Forbes has released its annual list of the most valuable brands. It is striking how many technology names feature on the list - six of the top 10 brands are technology groups.

Wobbling bond markets and the ‘bond proxy’ phenomenon

A June rise in interest rates now looks increasingly unlikely, with some commentators believing the Federal Reserve may defer into 2016. Nevertheless, bond markets are wobbling and the issue of interest rate rises continues to influence stock markets. The technology sector is not immune.

Introducing the Apple Watch

Pre-orders for the much-hyped Apple Watch open on the 10th April. Those without the $10,000 for the gold-and-sapphire version may be more tempted by the basic Watch Sport, which starts at $350.

The earnings season – the good and the bad

This has been a volatile earnings season, polarising into the good - which have done extremely well – and the bad, which are now facing serious questions about their sustainability.

Outlook for the technology sector in 2015

Walter Price, Manager of Allianz Technology Trust, provides his outlook for the technology sector in 2015 and reviews the top technology trends of 2014.

The connected car

There is almost nothing that illustrates the pervasiveness of modern technology better than the development of the connected car. A few short years’ ago, cars were a technology-free zone, and yet now technology is promising to transform the driver’s experience and improve road safety.

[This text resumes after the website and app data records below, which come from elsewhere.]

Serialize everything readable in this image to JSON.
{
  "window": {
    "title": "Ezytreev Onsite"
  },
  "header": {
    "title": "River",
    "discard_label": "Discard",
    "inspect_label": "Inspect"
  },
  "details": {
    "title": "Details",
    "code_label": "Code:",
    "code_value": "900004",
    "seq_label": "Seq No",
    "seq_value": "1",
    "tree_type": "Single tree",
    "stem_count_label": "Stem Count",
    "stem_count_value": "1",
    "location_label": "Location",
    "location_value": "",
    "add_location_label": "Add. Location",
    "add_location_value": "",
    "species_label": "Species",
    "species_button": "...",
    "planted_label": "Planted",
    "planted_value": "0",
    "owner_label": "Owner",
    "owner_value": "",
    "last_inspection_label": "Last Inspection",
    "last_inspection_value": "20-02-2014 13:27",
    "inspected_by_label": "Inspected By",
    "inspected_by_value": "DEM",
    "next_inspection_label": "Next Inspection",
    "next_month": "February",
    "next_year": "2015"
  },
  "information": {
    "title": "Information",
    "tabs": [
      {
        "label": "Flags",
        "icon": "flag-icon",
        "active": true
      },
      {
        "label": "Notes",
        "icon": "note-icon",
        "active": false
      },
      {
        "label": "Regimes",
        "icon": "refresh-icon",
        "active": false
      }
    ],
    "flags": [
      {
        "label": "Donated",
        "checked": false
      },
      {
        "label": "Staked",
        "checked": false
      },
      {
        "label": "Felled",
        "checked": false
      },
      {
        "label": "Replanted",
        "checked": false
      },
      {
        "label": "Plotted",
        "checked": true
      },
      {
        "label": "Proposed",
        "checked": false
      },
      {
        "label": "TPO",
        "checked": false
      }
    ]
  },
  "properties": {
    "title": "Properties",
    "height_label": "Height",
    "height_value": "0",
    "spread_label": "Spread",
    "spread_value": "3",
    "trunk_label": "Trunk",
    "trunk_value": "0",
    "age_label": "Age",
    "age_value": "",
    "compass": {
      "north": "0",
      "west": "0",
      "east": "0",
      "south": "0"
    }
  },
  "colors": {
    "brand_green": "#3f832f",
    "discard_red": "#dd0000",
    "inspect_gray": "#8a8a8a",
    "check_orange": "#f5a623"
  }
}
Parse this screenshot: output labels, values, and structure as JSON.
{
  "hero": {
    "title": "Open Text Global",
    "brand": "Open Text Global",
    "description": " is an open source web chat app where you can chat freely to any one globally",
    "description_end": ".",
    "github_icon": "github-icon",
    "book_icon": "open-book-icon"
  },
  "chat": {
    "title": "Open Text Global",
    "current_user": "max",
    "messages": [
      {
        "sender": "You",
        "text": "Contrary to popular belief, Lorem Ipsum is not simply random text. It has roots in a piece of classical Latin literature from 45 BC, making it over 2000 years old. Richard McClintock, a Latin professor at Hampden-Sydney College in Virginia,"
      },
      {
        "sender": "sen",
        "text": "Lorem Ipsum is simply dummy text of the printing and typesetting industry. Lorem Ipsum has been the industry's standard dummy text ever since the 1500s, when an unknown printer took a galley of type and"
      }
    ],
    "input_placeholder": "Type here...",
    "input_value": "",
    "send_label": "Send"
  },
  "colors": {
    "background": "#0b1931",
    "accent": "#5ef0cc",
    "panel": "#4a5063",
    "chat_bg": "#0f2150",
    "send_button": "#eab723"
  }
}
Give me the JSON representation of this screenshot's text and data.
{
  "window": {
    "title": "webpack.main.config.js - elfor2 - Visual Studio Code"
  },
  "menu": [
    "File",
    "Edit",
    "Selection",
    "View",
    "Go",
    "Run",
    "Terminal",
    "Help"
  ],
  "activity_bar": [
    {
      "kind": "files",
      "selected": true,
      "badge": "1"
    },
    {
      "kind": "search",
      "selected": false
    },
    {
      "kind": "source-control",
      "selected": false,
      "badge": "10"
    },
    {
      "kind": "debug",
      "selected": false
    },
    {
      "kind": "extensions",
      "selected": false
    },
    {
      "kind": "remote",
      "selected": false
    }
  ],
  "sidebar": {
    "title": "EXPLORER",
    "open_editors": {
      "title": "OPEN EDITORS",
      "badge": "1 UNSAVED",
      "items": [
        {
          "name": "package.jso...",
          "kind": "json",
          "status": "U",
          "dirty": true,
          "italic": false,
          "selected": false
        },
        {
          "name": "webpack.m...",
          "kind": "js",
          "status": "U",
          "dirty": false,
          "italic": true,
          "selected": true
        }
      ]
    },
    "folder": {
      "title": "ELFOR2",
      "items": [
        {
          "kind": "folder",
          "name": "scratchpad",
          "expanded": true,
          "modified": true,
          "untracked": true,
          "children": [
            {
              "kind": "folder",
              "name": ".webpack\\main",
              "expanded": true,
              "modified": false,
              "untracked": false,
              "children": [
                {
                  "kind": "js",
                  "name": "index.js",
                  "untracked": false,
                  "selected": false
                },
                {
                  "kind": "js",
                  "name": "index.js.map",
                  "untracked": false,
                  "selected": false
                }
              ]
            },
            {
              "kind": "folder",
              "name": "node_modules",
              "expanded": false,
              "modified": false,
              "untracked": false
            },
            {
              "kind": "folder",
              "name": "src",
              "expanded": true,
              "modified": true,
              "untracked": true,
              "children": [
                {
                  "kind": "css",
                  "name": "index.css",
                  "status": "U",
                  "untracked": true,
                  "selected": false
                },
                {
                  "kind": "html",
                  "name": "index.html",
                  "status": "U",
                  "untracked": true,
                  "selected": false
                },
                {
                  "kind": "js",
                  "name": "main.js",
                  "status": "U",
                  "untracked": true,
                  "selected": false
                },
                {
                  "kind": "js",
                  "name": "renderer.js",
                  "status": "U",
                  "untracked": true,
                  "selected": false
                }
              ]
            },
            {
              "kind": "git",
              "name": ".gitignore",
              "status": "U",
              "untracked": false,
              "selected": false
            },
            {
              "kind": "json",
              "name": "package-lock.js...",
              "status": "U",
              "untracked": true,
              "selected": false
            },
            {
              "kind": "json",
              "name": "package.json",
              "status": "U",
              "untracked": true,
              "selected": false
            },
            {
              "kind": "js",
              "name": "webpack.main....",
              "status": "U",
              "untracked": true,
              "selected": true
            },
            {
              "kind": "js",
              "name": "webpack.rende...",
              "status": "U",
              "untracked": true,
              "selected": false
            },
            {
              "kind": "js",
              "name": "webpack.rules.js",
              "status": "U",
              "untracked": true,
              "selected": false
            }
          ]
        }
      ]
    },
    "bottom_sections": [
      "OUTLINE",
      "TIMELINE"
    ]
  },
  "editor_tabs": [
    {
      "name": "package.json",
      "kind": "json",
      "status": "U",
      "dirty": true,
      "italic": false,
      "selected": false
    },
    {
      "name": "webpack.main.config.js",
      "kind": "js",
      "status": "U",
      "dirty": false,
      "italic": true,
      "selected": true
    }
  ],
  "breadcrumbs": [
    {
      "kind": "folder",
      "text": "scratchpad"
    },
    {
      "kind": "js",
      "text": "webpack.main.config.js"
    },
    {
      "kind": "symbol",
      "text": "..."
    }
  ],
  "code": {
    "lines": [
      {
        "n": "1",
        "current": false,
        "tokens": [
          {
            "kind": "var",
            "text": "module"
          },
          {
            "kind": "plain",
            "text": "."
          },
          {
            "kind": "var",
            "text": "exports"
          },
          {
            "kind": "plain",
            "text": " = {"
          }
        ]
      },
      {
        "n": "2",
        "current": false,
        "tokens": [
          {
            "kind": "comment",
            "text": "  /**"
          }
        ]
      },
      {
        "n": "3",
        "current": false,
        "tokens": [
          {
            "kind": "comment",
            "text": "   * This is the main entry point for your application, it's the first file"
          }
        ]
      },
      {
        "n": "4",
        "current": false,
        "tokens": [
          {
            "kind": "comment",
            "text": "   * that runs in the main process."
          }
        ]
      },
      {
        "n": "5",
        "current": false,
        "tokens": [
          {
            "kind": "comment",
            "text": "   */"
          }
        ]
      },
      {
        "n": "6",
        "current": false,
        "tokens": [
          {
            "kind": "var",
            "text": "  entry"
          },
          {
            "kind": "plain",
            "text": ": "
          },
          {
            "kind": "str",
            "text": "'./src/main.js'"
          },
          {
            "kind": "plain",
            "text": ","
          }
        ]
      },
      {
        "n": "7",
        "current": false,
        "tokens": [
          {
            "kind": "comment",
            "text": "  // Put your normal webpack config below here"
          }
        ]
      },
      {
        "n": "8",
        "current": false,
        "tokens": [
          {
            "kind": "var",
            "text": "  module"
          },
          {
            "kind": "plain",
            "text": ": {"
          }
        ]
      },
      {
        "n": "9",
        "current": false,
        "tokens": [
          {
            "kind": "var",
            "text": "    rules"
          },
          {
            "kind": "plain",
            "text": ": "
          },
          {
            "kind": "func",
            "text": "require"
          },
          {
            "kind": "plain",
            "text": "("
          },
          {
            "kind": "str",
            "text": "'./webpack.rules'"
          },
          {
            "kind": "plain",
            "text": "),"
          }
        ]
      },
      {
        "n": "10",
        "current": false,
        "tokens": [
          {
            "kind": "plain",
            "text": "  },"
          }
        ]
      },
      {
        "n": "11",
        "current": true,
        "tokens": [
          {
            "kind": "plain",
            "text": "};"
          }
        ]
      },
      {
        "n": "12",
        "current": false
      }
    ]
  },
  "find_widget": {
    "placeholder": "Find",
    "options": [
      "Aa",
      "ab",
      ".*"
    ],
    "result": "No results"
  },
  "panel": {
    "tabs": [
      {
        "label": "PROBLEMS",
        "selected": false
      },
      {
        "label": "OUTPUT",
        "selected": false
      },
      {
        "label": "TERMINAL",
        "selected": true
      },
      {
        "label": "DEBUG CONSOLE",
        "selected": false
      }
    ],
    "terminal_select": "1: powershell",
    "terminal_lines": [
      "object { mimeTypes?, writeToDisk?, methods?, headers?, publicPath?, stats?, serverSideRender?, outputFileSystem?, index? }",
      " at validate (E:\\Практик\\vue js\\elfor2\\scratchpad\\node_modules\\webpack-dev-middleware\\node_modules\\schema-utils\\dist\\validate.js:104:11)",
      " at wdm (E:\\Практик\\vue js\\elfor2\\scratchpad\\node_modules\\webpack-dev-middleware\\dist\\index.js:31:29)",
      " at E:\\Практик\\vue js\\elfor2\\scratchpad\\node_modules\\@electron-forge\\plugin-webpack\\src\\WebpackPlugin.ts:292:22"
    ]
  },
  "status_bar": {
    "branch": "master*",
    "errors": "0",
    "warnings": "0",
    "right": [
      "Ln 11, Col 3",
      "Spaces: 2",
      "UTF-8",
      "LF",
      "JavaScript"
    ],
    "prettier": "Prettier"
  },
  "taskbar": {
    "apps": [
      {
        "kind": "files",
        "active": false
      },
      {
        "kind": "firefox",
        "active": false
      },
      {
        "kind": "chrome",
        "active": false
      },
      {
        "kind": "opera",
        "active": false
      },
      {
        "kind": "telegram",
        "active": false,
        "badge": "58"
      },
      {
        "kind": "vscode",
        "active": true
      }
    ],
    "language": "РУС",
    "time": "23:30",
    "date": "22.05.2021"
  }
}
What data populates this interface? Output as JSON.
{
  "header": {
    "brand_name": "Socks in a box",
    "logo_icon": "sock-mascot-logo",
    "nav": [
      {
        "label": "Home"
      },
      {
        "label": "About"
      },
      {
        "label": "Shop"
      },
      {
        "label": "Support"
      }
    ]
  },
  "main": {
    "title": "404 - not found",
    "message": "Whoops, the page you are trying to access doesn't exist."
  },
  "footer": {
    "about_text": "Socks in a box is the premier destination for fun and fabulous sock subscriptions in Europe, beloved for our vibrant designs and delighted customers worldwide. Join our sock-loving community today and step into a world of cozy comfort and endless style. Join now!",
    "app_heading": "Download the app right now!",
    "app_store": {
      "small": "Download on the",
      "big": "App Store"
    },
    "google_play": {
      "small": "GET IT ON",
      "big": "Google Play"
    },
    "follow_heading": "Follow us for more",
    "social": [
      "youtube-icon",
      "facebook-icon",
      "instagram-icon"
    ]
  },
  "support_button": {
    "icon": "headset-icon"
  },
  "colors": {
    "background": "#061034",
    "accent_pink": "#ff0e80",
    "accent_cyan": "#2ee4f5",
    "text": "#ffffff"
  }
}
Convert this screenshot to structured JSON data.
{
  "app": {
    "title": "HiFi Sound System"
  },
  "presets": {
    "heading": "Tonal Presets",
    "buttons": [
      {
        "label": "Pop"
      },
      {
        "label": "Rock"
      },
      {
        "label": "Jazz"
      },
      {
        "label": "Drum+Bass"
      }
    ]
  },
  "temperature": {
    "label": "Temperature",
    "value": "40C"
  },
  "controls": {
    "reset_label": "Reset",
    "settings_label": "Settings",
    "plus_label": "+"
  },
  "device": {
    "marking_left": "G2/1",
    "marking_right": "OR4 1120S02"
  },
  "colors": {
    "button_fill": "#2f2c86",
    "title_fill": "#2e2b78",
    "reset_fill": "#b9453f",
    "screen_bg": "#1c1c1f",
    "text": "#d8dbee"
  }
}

Semiconductor sell-off: a time to panic?

There has been a notable sell-off among semi-conductor stocks this month, enough to drag the Nasdaq lower and raise fears of a wider slow-down in the technology sector. The catalyst for the share price falls was a profit warning from Microchip Technology, which cited weaker demand in China.

Amazon drones

Amazon’s director of UK Operations said recently that all the group’s deliveries could one day be made by automated drone. While the concept sounds space-age, the technology is already well-progressed.

New brooms

Angela Ahrendts made her first public comments this month since taking over at the helm of Apple’s retail operations. She chose LinkedIn as the medium and in doing so, marked a clear change in personal style from that of previous management.

Technology earnings

When the higher valued technology stocks sold off in March and April, the key to their revival or otherwise was always likely to be earnings. As it was, many of the bellwether technology groups either hit or beat consensus expectations in the April earnings season.

Technology: a bubble?

The fears of a second bubble in technology had been mounting: there were once again hints of exuberance on the part of investors after the NASDAQ hit highs not seen since the giddy days of 2000...

Technology in the news

In last month’s newsletter, we mentioned the burgeoning trend of internet security. Major retailers have been stung by the coordination and sophistication of recent cyber-attacks and have been forced to address the holes in their security systems as a matter of priority.

Technology in the news

Microsoft has long understood the necessity of shifting its business from its weakening core markets to newer and higher growth areas. To date, its execution has been erratic; there have been ill-judged forays into the mobile phone world, for example.

© Allianz Global Investors GmbH 2022, Registered Office: Frankfurt am Main, Register: HRB 9340, Local court: Frankfurt am Main. All Rights Reserved. Allianz Technology Trust PLC is incorporated in England and Wales. (Company registration no. 3117355). Registered Office: 199 Bishopsgate, London, EC2M 3TY. VAT registration no. 678 1784 81. The Company is a member of the Association of Investment Companies - Category: Sector Specialists - Technology, Media & Telecoms.